Provide the number of lines in the material containing the word "JSON", with nothing added.

* **Extracted records**:
'''

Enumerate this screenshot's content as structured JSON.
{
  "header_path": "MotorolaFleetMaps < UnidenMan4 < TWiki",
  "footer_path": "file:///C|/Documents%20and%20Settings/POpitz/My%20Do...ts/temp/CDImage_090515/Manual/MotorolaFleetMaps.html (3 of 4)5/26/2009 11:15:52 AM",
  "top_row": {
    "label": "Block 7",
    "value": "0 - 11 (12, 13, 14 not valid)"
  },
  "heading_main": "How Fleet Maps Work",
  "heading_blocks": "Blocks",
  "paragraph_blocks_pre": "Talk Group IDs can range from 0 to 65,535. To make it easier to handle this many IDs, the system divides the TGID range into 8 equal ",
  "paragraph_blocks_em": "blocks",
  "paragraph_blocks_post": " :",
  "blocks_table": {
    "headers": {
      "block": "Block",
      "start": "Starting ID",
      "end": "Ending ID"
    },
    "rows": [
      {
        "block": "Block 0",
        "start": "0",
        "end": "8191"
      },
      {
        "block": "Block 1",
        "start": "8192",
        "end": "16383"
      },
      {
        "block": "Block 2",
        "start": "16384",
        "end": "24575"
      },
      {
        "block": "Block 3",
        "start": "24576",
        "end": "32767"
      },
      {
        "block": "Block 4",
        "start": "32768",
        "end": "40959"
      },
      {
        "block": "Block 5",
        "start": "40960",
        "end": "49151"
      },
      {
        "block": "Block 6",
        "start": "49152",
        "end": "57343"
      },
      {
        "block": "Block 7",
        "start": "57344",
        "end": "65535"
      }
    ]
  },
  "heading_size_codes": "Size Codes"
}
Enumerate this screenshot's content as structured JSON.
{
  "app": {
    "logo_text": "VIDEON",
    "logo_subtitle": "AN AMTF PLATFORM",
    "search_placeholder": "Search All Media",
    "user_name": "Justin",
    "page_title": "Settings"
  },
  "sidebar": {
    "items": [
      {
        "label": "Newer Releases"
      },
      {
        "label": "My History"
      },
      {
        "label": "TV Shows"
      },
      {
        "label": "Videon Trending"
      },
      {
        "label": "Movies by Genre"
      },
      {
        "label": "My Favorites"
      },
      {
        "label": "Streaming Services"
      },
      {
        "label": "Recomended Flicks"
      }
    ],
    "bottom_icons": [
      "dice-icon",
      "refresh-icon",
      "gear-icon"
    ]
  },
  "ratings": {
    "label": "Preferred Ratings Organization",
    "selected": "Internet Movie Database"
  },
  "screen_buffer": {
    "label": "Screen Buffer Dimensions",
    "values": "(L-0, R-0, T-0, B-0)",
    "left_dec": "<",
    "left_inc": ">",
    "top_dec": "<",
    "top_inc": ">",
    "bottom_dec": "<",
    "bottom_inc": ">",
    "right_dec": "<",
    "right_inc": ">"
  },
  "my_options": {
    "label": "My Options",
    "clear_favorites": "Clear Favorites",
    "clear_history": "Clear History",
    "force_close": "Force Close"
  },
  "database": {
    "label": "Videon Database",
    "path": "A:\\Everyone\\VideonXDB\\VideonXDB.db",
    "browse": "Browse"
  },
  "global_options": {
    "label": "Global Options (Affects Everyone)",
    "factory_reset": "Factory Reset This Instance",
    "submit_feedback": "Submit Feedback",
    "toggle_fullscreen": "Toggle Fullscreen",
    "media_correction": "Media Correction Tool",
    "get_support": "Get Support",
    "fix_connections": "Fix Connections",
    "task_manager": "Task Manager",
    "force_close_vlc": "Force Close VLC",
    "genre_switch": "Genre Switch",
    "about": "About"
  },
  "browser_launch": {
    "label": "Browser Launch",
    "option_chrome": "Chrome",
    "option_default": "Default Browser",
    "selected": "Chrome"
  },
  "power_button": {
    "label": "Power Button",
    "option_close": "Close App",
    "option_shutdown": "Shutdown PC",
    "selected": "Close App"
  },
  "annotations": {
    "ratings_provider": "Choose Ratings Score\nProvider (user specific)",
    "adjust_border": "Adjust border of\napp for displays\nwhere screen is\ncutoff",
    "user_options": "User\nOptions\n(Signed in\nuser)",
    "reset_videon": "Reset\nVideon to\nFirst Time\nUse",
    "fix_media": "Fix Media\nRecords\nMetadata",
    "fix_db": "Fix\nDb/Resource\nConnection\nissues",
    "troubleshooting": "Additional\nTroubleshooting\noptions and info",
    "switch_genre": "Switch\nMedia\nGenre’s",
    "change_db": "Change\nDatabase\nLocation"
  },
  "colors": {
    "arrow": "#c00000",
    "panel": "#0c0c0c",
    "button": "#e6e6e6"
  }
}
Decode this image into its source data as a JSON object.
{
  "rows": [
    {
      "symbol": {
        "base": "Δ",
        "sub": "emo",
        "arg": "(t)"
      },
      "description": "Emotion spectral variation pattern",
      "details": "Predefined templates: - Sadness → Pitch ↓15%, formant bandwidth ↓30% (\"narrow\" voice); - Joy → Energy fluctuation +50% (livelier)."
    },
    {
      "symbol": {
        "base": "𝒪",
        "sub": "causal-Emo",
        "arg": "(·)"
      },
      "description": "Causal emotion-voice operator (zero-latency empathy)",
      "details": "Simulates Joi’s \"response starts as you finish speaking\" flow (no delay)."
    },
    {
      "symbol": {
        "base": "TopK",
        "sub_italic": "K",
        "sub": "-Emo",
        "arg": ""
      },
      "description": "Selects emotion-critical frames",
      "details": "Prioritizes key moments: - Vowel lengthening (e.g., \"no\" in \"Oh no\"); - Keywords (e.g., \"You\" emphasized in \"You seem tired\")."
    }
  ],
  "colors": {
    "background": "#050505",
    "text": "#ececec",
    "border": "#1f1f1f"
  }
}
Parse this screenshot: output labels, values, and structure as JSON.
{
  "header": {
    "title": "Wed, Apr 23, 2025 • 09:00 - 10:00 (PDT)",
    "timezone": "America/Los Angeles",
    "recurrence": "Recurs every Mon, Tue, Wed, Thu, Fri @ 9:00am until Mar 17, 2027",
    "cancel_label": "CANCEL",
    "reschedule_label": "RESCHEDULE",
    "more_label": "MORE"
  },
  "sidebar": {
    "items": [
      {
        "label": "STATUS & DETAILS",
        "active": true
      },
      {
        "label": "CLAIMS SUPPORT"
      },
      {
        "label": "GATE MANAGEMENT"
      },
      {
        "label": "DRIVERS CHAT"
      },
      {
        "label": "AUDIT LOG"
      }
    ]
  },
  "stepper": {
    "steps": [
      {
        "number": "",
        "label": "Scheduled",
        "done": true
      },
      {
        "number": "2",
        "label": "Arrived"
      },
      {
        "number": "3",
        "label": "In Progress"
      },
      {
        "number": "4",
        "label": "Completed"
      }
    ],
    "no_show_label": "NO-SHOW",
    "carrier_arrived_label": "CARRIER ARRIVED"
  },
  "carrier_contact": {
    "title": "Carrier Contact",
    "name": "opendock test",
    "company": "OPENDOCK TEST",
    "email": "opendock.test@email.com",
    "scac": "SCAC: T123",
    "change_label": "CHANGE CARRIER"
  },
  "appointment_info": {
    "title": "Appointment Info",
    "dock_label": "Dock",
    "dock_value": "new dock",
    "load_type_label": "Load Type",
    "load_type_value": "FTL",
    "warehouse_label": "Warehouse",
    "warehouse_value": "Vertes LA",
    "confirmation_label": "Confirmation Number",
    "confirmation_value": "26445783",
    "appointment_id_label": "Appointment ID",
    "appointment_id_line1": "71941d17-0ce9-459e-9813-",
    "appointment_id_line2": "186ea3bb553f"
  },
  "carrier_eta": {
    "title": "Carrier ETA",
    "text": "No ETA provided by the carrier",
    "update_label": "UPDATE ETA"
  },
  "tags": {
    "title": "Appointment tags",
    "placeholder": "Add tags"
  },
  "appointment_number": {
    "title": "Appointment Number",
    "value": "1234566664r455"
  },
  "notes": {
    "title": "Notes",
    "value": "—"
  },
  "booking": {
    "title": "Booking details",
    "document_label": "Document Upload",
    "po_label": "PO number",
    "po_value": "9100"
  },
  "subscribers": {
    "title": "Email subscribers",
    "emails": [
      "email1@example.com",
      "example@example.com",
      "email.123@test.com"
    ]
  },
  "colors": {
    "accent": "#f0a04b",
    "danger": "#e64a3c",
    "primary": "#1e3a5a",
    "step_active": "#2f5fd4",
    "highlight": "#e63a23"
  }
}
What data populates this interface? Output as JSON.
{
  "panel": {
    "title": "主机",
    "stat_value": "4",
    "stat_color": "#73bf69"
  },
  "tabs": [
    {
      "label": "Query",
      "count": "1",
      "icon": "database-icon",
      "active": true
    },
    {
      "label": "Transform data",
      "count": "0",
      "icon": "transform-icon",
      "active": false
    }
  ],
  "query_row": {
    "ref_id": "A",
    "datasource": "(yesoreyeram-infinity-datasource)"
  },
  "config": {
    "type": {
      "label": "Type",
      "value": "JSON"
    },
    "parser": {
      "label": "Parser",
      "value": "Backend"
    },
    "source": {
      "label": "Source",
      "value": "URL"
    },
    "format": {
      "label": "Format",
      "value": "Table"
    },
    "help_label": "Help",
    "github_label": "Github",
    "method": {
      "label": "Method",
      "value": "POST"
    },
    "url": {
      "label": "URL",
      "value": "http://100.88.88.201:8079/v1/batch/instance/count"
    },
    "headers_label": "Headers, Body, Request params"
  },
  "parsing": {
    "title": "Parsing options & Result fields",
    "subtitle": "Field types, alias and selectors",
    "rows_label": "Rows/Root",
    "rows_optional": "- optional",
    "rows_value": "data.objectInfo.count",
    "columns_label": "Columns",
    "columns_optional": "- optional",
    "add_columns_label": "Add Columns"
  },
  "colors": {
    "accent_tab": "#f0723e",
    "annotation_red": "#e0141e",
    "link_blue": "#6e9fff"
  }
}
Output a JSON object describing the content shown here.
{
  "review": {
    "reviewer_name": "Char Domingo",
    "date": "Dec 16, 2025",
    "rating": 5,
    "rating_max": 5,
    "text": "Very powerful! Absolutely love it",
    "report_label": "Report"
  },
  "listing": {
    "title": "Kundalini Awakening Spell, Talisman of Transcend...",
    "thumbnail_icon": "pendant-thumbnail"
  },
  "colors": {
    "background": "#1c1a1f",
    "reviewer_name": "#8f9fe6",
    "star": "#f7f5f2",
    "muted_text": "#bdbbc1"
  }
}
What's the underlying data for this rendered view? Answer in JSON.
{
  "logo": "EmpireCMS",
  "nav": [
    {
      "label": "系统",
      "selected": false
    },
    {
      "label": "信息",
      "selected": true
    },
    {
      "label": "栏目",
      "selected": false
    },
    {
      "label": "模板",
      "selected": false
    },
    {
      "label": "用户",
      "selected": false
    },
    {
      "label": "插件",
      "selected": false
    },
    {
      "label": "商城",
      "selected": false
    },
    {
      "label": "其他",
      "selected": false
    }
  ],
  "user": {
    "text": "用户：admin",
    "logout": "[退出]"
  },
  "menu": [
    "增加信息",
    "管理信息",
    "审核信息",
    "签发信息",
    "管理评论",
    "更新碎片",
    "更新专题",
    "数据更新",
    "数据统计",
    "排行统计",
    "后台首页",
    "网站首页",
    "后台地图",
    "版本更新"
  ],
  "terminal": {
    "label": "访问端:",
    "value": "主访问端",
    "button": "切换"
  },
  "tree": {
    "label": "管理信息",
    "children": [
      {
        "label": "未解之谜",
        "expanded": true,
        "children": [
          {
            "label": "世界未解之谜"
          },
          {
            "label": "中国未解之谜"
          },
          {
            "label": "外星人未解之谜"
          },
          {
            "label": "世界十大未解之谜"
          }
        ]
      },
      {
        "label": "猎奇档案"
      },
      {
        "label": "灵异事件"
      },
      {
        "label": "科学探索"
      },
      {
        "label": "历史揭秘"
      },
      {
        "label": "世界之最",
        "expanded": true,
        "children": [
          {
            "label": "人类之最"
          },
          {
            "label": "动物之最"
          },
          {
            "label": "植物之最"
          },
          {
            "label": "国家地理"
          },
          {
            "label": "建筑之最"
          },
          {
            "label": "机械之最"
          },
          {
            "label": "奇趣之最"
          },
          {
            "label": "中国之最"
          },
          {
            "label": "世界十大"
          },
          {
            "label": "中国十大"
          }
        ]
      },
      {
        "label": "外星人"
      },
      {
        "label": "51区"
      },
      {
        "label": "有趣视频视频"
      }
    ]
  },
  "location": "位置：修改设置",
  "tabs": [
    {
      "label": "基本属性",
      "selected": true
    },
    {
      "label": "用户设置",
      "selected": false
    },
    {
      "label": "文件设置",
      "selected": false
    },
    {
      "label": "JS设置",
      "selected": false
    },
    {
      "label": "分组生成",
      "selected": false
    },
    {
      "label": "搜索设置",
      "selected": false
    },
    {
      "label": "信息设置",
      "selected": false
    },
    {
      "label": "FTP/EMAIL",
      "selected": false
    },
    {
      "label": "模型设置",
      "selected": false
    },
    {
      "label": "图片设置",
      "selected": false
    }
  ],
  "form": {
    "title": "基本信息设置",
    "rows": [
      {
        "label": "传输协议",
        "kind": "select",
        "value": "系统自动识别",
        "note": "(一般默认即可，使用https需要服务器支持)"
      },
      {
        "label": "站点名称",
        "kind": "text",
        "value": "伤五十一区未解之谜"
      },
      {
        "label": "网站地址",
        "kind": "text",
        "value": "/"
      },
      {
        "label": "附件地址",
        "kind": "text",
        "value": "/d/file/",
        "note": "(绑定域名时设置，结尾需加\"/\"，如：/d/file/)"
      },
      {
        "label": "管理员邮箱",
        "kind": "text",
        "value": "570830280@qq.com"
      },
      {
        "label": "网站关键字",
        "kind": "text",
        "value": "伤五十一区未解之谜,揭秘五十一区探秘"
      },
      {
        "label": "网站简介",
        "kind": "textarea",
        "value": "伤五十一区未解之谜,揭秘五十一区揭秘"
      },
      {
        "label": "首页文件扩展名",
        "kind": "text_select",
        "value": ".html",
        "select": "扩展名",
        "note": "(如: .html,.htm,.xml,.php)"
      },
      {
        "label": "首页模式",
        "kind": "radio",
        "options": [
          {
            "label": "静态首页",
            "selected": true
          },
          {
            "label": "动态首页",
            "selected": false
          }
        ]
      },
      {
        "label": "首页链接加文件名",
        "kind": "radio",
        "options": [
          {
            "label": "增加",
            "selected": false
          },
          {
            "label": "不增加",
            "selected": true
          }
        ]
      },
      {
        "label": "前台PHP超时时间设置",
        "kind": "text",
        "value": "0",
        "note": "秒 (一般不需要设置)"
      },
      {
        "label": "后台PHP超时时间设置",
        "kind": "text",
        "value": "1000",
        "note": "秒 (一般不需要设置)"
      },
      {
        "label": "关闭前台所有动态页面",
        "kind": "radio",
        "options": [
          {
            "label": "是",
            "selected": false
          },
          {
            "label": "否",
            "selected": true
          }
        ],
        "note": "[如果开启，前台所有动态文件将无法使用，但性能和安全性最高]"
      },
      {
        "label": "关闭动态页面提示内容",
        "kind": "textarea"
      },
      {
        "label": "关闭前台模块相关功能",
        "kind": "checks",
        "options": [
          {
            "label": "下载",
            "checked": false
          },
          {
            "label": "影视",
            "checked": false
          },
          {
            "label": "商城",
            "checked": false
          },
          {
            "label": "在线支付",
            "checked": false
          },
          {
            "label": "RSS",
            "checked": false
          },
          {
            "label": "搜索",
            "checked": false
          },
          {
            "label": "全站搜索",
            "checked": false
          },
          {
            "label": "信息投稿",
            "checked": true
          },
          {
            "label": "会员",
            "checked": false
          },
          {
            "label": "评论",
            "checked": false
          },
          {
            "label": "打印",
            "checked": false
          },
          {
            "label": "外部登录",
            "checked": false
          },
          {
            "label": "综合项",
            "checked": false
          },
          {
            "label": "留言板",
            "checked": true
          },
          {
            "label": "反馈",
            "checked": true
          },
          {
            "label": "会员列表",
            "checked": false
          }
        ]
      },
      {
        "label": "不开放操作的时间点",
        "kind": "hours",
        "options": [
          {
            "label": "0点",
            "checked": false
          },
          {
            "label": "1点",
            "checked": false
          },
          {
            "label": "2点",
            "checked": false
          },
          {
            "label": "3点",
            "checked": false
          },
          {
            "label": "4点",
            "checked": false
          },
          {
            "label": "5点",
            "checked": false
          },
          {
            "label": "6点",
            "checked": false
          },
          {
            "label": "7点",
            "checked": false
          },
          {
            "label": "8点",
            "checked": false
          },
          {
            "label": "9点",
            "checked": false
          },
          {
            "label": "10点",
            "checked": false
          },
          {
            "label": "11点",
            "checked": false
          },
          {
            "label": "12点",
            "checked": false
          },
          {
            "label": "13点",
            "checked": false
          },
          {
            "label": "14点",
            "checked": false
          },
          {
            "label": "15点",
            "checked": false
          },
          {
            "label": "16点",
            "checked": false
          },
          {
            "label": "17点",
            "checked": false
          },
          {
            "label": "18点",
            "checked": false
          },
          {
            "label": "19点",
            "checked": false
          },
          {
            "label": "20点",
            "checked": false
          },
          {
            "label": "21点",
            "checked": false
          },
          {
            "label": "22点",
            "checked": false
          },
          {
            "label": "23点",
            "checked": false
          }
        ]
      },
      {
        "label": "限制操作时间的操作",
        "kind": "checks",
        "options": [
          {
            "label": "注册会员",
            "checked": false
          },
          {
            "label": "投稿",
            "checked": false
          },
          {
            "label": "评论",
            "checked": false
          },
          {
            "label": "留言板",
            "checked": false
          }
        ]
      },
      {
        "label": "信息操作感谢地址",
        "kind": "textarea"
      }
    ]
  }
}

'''

* **Answer space**: 8